EXERCISE INPUTS START

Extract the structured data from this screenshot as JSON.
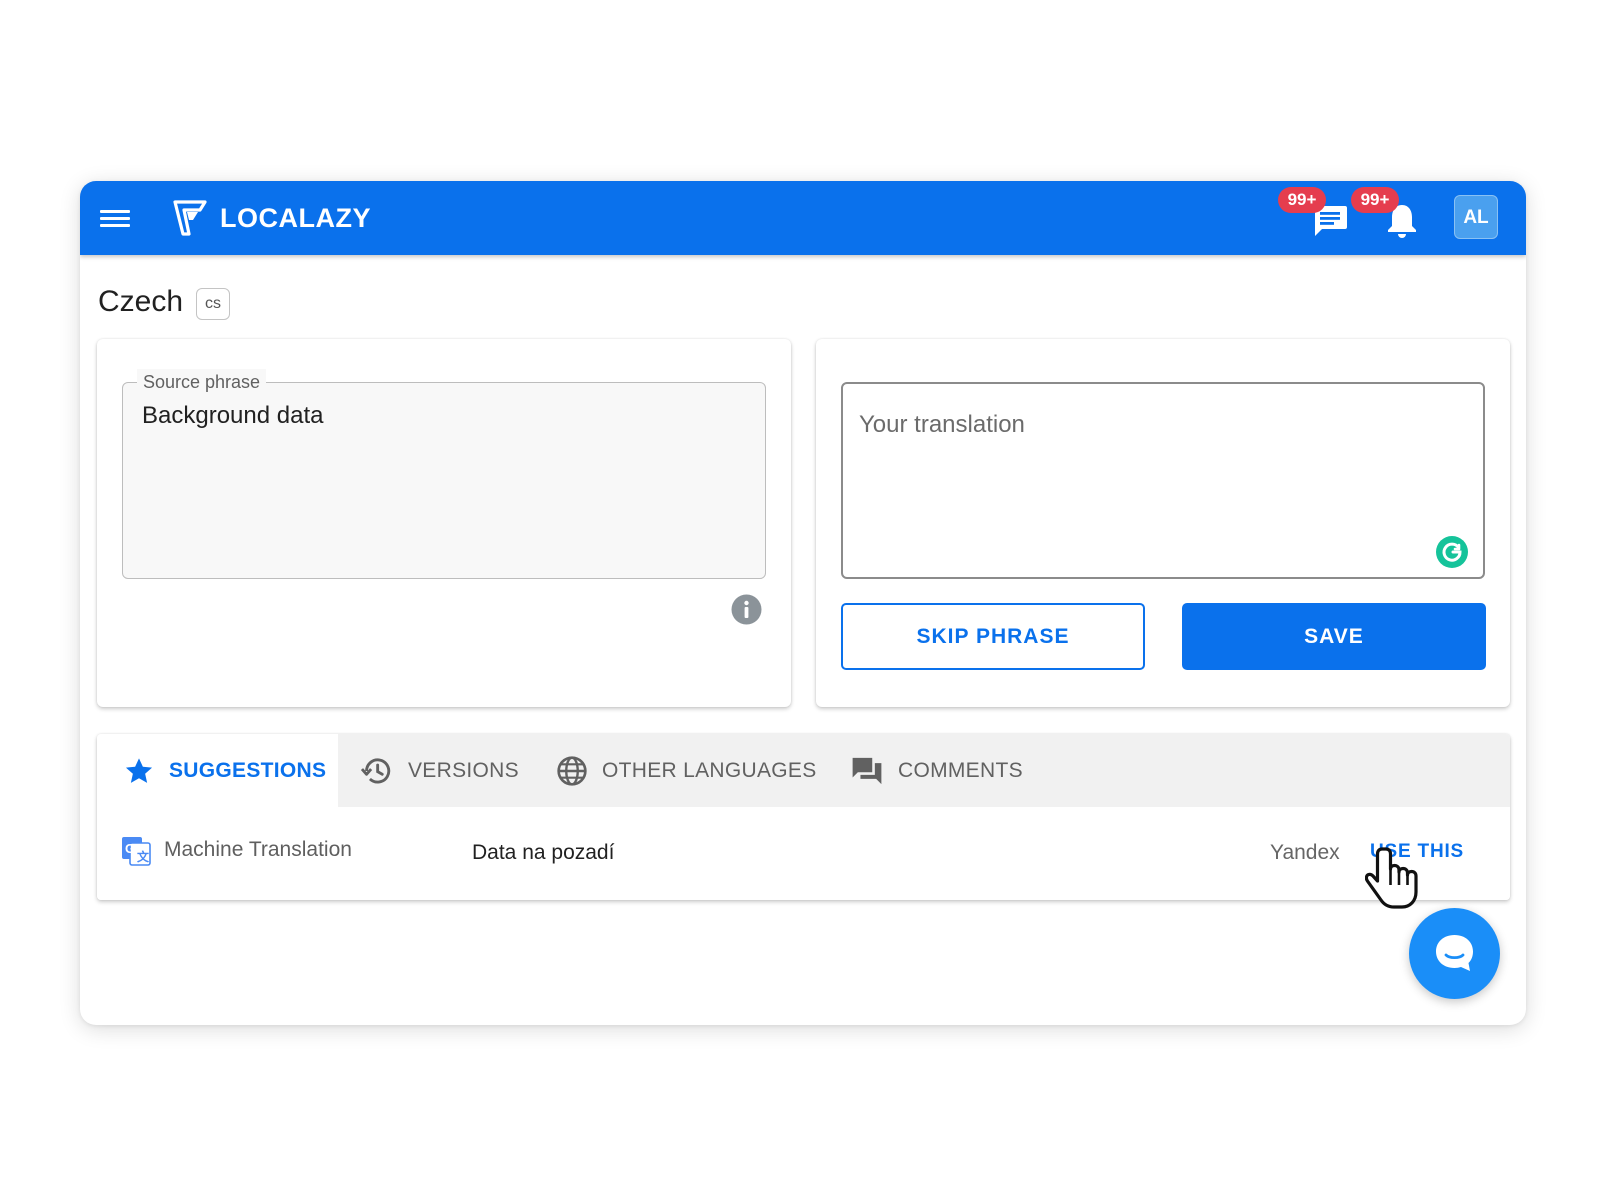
{
  "header": {
    "brand_name": "LOCALAZY",
    "messages_badge": "99+",
    "notifications_badge": "99+",
    "avatar_initials": "AL",
    "brand_color": "#0a71ec"
  },
  "language": {
    "name": "Czech",
    "code": "cs"
  },
  "source": {
    "legend": "Source phrase",
    "text": "Background data"
  },
  "translation": {
    "placeholder": "Your translation",
    "value": ""
  },
  "actions": {
    "skip_label": "SKIP PHRASE",
    "save_label": "SAVE"
  },
  "tabs": [
    {
      "label": "SUGGESTIONS",
      "icon": "star-icon",
      "active": true
    },
    {
      "label": "VERSIONS",
      "icon": "history-icon",
      "active": false
    },
    {
      "label": "OTHER LANGUAGES",
      "icon": "globe-icon",
      "active": false
    },
    {
      "label": "COMMENTS",
      "icon": "comments-icon",
      "active": false
    }
  ],
  "suggestions": [
    {
      "type": "Machine Translation",
      "icon": "google-translate-icon",
      "text": "Data na pozadí",
      "provider": "Yandex",
      "action": "USE THIS"
    }
  ],
  "icons": {
    "menu": "hamburger-menu-icon",
    "messages": "chat-message-icon",
    "notifications": "bell-icon",
    "info": "info-icon",
    "grammarly": "grammarly-icon",
    "chat_fab": "chat-bubble-icon",
    "cursor": "hand-pointer-icon"
  }
}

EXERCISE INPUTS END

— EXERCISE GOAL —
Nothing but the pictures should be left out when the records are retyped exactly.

— ANSWER AREA —
Extract the structured data from this screenshot as JSON.
{
  "header": {
    "brand_name": "LOCALAZY",
    "messages_badge": "99+",
    "notifications_badge": "99+",
    "avatar_initials": "AL",
    "brand_color": "#0a71ec"
  },
  "language": {
    "name": "Czech",
    "code": "cs"
  },
  "source": {
    "legend": "Source phrase",
    "text": "Background data"
  },
  "translation": {
    "placeholder": "Your translation",
    "value": ""
  },
  "actions": {
    "skip_label": "SKIP PHRASE",
    "save_label": "SAVE"
  },
  "tabs": [
    {
      "label": "SUGGESTIONS",
      "icon": "star-icon",
      "active": true
    },
    {
      "label": "VERSIONS",
      "icon": "history-icon",
      "active": false
    },
    {
      "label": "OTHER LANGUAGES",
      "icon": "globe-icon",
      "active": false
    },
    {
      "label": "COMMENTS",
      "icon": "comments-icon",
      "active": false
    }
  ],
  "suggestions": [
    {
      "type": "Machine Translation",
      "icon": "google-translate-icon",
      "text": "Data na pozadí",
      "provider": "Yandex",
      "action": "USE THIS"
    }
  ],
  "icons": {
    "menu": "hamburger-menu-icon",
    "messages": "chat-message-icon",
    "notifications": "bell-icon",
    "info": "info-icon",
    "grammarly": "grammarly-icon",
    "chat_fab": "chat-bubble-icon",
    "cursor": "hand-pointer-icon"
  }
}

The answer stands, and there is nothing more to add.